(Abelia x grandiflora)
You could almost call this a signature broadleaf evergreen shrub of the South. Cultivars of glossy abelia (Abelia x grandiflora) can be found in almost every yard across the South in both full sun and partial shade. It is hard to be critical of glossy abelia since it does have a significant flower display over many months, has very clean foliage, and is generally pest free. In addition, this shrub is a magnet for butterflies!
Flowers, which first emerge in late May, will continue through fall. The 1”-long, tubular flowers can be white or a soft pink. Although flowers are most prolific in June and July, the overall flower display is not quite as dramatic as some other flowering shrubs. After each flower fades, brightly colored pink or coral sepals appear, giving the impression that more flowers have developed. It is the combination of tubular flowers and colorful sepals that creates the overall effect. Flowers are born at the tips of new growth, so flowers will be produced during the growing season as new growth develops.
The small, almost tear-drop shaped glossy leaves are a dark green during the growing season. Depending on your location, your abelia may develop a rich, deep maroon winter leaf color. The further north your location, the more this plant acts as a semi-evergreen and will lose more foliage.
Glossy abelia is very adaptable to sun and soil situations. It typically grows best in full sun but will grow fairly well in partial sun situations. Foliage density will decrease as the amount of shade increases. Once established, this is a fairly drought-tolerant plant.
The cascading branches will grow 5–6’ tall and wide. Most of the newer cultivars are smaller in size in the range of 3–4’ tall. You will rarely if ever have to prune glossy abelia unless you want to impose some size control. Since flowering occurs on new growth, you can be quite aggressive and still have a reasonable flower/sepal display.
Disease or insect problems on glossy abelia are rare. The plant can be used in a mass or as an individual. The small leaves and arching branches give the plant a very soft, graceful textural effect.
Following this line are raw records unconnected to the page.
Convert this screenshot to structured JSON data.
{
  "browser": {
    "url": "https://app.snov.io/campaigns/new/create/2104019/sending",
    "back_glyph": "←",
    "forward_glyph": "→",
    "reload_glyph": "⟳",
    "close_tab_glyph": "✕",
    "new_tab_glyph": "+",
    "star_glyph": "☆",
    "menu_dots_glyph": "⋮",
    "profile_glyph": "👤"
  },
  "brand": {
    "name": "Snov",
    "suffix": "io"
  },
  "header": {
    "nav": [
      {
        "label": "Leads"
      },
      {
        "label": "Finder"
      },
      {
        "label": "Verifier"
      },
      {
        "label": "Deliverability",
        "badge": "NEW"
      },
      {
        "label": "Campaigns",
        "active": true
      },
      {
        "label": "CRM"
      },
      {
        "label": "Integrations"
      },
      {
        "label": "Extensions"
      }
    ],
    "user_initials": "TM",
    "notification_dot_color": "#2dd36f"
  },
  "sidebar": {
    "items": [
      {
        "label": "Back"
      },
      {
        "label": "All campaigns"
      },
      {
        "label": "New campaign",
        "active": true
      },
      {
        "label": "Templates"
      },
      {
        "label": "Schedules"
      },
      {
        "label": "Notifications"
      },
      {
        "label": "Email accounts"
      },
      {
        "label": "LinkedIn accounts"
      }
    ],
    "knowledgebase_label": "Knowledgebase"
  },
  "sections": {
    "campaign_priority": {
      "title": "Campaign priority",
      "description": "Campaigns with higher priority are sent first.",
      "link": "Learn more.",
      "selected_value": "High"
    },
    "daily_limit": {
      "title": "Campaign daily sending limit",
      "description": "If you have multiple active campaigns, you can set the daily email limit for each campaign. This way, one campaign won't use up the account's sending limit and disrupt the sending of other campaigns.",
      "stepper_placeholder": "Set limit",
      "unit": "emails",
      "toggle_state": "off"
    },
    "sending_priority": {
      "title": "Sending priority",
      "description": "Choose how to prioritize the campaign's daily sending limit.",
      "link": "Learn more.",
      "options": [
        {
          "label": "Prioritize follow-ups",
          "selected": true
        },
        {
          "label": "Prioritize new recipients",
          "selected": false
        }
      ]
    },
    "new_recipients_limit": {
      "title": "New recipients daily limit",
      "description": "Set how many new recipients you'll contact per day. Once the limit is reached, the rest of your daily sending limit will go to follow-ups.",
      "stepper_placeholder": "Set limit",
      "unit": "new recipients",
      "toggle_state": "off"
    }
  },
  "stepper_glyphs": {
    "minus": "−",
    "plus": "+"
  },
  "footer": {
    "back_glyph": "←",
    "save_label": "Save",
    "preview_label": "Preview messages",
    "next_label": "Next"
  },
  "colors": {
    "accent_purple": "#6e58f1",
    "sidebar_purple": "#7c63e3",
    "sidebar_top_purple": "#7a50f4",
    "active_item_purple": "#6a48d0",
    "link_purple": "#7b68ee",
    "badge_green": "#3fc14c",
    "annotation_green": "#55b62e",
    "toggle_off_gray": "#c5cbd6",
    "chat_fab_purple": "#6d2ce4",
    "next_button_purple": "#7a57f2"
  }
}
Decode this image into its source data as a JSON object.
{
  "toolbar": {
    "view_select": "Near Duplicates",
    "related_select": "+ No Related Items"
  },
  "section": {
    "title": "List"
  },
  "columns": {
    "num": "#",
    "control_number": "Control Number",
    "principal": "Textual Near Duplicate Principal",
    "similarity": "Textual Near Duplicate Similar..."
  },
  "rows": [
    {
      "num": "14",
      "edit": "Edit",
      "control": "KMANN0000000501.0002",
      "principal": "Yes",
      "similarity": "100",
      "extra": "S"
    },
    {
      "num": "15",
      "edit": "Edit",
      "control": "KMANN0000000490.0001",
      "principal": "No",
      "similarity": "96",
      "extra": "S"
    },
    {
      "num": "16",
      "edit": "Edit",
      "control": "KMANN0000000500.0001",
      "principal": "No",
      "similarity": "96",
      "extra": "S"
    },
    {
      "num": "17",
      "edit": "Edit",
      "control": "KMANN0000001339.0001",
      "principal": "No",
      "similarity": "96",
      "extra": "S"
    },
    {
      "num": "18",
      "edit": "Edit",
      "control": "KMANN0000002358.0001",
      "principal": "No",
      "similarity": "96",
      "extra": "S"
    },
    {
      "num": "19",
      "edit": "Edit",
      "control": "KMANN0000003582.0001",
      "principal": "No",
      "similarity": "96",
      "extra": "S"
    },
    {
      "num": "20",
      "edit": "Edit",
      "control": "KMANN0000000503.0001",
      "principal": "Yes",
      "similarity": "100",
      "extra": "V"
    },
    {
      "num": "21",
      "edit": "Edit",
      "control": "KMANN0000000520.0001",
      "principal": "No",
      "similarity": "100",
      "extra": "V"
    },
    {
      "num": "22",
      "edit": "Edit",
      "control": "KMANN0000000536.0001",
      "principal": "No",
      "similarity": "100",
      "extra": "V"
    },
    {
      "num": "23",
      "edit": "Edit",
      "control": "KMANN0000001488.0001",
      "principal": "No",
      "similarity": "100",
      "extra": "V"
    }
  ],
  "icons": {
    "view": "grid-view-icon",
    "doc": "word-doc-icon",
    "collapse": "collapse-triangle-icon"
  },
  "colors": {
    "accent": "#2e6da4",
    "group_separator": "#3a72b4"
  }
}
The garden center trade is full of named cultivars including ‘Edward Goucher,’ ‘Sherwood,’ and ‘John Creech.’ Two common variegated leaf cultivars include ConfettiTM and ‘Sunrise.’ The University of Arkansas Plant Evaluation Program has evaluated ‘Sunrise,’ and we are not impressed. The variegated plant reverts back to the green-leaved form very easily. The green-leaved part of the plant will easily outgrow the variegated part unless you stay on top of the pruning.
While we are discussing abelia, we should mention another, more rare option that is very impressive. The Chinese abelia (Abelia chinensis) is one of the parents of the hybrid glossy abelia. While this is the deciduous part of the glossy abelia hybrid, leaf retention is almost evergreen in Arkansas. Leaves, although not as glossy or dark green as the hybrid, are still very clean and attractive. What is most impressive is the unbelievable flower/sepal display—a huge bang for your buck. Plants start flowering on new growth in June and the striking pink sepals will continue to provide an impact until mid-fall. The only reservation about Chinese abelia is the growth habit. This plant typically throws wild sprays of branches that will likely require an occasional heading back to keep the plant more tidy. If you can find Chinese abelia, you need to give it a try.
- Common Name: glossy abelia
- Varieties to look for: ‘Edward Goucher,’ ‘Sherwood,’ ConfettiTM , KaleidoscopeTM, ‘Canyon Creek,’ ‘Rose Creek’
- Flower color: white or faint pink
- Blooming period: summer
- Type: broadleaf evergreen shrub
- Size: medium; 6’ tall x 6’ wide
- Exposure: full sun
- Soil: adaptable
- Watering: moist best
- When to prune: anytime
- Suggested use: mixed shrub border